- _AIM OF THE EXERCISE_
Where a picture appears, skip it; print everything else in the records exactly as it stands.

- _PROVIDED ENTRIES_
[Start of section]

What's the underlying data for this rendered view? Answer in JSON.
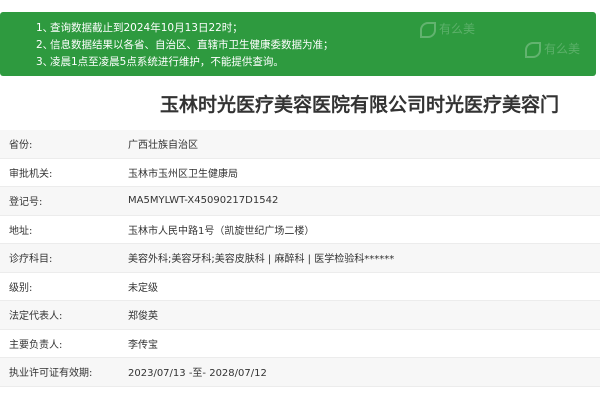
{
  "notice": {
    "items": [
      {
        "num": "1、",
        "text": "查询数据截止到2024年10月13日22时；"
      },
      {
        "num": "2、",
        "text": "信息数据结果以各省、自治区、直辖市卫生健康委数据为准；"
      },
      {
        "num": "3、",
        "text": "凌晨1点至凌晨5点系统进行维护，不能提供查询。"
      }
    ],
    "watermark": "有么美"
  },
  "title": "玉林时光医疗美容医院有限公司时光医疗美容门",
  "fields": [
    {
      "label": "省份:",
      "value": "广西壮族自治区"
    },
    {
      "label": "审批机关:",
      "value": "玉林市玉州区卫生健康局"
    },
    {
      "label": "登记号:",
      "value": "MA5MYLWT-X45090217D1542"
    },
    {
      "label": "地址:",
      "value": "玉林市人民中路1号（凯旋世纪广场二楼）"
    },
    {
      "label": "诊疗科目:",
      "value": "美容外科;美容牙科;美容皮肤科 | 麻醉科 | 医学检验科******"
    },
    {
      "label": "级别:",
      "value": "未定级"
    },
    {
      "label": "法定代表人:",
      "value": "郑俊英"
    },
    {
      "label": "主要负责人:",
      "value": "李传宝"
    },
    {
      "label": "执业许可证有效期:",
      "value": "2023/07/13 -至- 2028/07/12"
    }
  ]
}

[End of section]

- _SOLUTION FOR THIS EXERCISE_
What's the underlying data for this rendered view? Answer in JSON.
{
  "notice": {
    "items": [
      {
        "num": "1、",
        "text": "查询数据截止到2024年10月13日22时；"
      },
      {
        "num": "2、",
        "text": "信息数据结果以各省、自治区、直辖市卫生健康委数据为准；"
      },
      {
        "num": "3、",
        "text": "凌晨1点至凌晨5点系统进行维护，不能提供查询。"
      }
    ],
    "watermark": "有么美"
  },
  "title": "玉林时光医疗美容医院有限公司时光医疗美容门",
  "fields": [
    {
      "label": "省份:",
      "value": "广西壮族自治区"
    },
    {
      "label": "审批机关:",
      "value": "玉林市玉州区卫生健康局"
    },
    {
      "label": "登记号:",
      "value": "MA5MYLWT-X45090217D1542"
    },
    {
      "label": "地址:",
      "value": "玉林市人民中路1号（凯旋世纪广场二楼）"
    },
    {
      "label": "诊疗科目:",
      "value": "美容外科;美容牙科;美容皮肤科 | 麻醉科 | 医学检验科******"
    },
    {
      "label": "级别:",
      "value": "未定级"
    },
    {
      "label": "法定代表人:",
      "value": "郑俊英"
    },
    {
      "label": "主要负责人:",
      "value": "李传宝"
    },
    {
      "label": "执业许可证有效期:",
      "value": "2023/07/13 -至- 2028/07/12"
    }
  ]
}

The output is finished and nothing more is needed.